“Proper management and conservation of water resources is clearly a priority for the Auburn community,” said State Senator Michael O. Moore (D-Millbury). “I applaud the town’s efforts to pursue this interconnection, which will encourage further conservation and responsible distribution of our most precious natural resource. I look forward to offering my continued support to bring this important infrastructure project to fruition.”

“I appreciate the Baker-Polito Administration including the Auburn Water District for this funding,” said State Representative Paul K. Frost (R-Auburn). “Water is the most crucial and necessary resource we have and this funding will continue to help the Auburn Water District carry out its mission to provide clean drinking water to the residents and businesses in Auburn.”

“I am very pleased that Danvers and my district was awarded, by far, the largest grant given by the Commonwealth to compile the necessary data for local and state officials to better manage our water resources on the North Shore,” said State Representative Theodore Speliotis (D-Danvers).

The WMA Grant Program is funded through the Massachusetts Five-Year Capital Plan. The grant program requires a 20 percent match from the communities involved, so that the grants will leverage an additional $204,000 in project work, bringing the total expenditure for the seven projects to more than $837,000.

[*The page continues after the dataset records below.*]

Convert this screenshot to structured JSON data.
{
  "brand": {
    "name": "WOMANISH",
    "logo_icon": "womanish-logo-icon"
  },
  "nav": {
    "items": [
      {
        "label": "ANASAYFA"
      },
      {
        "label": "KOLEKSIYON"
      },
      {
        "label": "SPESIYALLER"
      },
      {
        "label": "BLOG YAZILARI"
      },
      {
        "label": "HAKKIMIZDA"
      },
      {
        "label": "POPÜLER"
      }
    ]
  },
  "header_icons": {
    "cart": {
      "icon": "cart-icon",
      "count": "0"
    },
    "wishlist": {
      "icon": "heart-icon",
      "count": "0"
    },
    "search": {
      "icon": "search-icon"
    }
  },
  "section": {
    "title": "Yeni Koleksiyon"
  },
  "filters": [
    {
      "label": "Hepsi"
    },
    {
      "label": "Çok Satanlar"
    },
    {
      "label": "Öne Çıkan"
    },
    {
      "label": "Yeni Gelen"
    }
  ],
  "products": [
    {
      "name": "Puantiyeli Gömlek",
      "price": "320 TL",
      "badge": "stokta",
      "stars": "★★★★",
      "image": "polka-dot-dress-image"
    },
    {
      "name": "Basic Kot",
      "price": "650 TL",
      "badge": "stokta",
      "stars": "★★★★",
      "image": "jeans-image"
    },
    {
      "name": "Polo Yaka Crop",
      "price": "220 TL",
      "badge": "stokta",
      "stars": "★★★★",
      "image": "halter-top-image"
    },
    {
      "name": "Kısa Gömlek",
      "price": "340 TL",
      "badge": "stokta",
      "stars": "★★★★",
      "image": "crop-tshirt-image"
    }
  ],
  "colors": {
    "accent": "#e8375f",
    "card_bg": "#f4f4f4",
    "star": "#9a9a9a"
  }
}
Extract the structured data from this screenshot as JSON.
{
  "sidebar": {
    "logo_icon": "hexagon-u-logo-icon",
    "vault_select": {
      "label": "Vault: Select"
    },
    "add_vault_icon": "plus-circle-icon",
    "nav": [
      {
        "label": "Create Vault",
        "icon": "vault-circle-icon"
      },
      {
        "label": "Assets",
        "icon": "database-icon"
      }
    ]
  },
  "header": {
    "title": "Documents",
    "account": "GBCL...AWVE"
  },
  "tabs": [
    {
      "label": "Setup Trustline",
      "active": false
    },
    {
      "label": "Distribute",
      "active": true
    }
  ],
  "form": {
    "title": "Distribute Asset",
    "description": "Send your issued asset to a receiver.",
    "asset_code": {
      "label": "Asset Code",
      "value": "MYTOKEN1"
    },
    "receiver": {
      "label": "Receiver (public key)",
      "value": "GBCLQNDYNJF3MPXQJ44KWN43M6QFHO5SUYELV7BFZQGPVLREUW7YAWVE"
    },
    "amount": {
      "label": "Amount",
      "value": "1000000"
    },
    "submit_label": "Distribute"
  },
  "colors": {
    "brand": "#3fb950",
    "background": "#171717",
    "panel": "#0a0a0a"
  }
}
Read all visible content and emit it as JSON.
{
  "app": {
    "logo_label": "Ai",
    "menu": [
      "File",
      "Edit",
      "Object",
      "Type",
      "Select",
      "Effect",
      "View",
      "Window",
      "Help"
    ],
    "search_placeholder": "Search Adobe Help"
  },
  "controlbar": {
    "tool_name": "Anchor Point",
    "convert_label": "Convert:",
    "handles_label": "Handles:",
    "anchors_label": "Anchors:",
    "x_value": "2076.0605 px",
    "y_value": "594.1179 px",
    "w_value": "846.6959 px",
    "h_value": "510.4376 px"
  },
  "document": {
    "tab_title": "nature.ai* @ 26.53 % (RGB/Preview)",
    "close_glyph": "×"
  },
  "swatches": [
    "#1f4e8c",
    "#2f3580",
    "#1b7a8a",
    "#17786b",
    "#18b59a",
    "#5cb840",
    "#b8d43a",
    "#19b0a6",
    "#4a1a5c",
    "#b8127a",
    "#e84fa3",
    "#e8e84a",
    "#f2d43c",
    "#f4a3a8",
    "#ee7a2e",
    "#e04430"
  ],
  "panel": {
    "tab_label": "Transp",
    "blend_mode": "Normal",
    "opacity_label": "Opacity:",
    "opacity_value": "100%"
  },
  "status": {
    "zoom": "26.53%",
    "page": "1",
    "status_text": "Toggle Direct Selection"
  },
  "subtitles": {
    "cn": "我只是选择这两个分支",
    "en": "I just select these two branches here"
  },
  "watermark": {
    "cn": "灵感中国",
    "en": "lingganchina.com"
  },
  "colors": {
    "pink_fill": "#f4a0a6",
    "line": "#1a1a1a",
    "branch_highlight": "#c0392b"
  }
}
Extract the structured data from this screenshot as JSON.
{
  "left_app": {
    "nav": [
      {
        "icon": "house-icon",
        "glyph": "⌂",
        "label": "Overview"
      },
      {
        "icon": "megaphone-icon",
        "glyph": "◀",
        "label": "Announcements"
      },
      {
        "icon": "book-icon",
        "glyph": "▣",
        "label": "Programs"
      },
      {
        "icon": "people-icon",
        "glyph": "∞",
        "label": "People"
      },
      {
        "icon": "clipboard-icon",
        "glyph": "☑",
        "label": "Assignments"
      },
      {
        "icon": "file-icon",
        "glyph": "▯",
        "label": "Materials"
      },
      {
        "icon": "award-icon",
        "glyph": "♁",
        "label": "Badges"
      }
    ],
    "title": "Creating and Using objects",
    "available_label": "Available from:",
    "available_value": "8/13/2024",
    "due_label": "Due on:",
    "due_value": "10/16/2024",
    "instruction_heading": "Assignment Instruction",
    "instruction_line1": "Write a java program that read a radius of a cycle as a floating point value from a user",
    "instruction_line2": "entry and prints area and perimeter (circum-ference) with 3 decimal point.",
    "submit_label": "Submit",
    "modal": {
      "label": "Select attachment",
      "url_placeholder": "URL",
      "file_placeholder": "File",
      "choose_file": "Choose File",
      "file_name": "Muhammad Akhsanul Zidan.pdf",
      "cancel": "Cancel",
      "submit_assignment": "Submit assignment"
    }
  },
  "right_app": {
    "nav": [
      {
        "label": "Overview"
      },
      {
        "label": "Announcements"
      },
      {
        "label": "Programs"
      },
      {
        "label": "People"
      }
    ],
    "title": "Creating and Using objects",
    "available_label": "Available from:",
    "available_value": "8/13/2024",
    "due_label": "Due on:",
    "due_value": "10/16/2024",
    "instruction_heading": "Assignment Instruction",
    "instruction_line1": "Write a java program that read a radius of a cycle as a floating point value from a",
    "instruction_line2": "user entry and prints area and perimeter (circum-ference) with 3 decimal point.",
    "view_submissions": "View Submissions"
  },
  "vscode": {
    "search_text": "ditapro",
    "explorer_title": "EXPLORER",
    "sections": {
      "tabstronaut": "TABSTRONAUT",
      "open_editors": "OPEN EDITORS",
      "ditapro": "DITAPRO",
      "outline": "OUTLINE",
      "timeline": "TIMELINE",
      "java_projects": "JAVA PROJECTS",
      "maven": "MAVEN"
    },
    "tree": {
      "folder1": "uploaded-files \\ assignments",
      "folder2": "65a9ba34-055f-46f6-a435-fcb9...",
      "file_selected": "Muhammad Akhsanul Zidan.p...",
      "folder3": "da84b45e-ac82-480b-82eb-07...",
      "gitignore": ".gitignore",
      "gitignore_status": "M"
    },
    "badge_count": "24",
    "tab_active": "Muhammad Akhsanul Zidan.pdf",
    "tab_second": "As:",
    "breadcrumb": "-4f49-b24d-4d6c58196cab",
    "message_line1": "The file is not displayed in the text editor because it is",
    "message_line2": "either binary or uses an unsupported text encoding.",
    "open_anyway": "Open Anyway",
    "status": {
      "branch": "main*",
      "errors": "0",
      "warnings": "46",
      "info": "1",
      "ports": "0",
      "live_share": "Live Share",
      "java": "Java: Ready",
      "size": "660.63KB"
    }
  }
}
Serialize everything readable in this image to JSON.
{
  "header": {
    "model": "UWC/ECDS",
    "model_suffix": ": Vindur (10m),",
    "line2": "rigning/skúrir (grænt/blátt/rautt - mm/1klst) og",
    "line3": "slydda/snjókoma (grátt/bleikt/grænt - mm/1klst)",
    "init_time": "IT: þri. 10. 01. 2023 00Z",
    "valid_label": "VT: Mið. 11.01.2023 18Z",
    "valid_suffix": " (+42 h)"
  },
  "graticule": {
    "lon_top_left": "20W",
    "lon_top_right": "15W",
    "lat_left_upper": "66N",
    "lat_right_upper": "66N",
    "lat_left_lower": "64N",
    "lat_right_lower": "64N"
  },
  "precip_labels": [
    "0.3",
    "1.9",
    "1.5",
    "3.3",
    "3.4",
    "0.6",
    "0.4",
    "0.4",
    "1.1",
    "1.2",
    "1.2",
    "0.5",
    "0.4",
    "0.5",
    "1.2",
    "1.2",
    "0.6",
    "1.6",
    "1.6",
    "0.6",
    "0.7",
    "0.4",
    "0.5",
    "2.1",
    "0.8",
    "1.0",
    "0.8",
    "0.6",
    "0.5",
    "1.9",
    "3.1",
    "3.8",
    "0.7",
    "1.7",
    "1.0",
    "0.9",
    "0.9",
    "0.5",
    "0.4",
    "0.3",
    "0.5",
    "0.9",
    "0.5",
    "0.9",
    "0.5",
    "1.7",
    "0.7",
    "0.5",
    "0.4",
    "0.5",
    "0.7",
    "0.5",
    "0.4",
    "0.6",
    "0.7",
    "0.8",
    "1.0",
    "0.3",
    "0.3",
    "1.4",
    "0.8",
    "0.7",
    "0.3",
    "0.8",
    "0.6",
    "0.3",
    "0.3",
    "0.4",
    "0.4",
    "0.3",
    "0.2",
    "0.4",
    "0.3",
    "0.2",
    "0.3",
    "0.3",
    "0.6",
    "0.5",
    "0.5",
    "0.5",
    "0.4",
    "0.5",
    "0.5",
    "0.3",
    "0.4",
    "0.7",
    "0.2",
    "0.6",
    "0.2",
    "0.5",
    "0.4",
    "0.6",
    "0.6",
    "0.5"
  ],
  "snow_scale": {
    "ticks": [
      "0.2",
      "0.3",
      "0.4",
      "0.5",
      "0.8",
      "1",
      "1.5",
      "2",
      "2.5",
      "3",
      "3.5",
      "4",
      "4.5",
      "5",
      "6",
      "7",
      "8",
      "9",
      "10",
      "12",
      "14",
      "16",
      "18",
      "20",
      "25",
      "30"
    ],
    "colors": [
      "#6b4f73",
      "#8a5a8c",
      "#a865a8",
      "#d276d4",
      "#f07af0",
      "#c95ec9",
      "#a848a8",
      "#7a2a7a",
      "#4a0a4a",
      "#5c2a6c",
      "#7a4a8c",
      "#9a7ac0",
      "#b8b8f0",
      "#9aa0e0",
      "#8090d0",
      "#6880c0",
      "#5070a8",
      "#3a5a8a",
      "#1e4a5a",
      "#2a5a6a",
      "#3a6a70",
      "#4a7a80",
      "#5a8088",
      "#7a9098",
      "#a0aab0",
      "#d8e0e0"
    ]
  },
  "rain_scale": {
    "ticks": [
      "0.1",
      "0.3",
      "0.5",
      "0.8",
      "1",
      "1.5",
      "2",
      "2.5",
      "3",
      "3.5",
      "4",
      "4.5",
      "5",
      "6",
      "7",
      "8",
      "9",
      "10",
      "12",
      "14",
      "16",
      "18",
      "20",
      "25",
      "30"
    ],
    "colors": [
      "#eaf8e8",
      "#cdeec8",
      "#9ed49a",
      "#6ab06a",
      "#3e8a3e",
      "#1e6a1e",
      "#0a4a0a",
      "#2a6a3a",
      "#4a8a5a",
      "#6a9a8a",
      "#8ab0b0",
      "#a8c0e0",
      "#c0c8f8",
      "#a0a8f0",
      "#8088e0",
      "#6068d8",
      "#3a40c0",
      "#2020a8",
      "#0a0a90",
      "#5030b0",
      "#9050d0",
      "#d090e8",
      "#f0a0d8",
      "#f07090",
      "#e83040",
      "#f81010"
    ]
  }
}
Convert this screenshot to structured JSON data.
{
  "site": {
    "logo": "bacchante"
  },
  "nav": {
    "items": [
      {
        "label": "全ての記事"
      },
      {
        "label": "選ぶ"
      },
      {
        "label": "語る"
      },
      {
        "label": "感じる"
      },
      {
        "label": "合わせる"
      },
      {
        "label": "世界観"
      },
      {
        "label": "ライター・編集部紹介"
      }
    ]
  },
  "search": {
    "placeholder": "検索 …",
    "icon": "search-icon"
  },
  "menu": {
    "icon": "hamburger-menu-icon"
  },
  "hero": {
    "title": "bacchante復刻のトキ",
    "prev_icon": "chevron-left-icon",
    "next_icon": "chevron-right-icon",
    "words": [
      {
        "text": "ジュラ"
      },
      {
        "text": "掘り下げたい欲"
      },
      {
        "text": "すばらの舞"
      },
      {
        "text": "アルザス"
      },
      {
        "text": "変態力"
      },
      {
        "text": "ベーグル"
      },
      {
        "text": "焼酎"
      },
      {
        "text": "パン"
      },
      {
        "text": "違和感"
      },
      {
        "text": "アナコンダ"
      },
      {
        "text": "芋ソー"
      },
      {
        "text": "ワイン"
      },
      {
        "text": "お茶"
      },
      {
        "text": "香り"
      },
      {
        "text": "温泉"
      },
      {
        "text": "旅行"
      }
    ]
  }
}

Additional details on the WMA grant projects for 2018, or on the Sustainable Water Management Initiative framework and water withdrawals under the Water Management Act, can be found here.



Media Contact for Baker-Polito Administration Awards Grants for Water Management and Conservation

Massachusetts Department of Environmental Protection 

MassDEP is responsible for ensuring clean air and water, safe management and recycling of solid and hazardous wastes, timely cleanup of hazardous waste sites and spills, and the preservation of wetlands and coastal resources.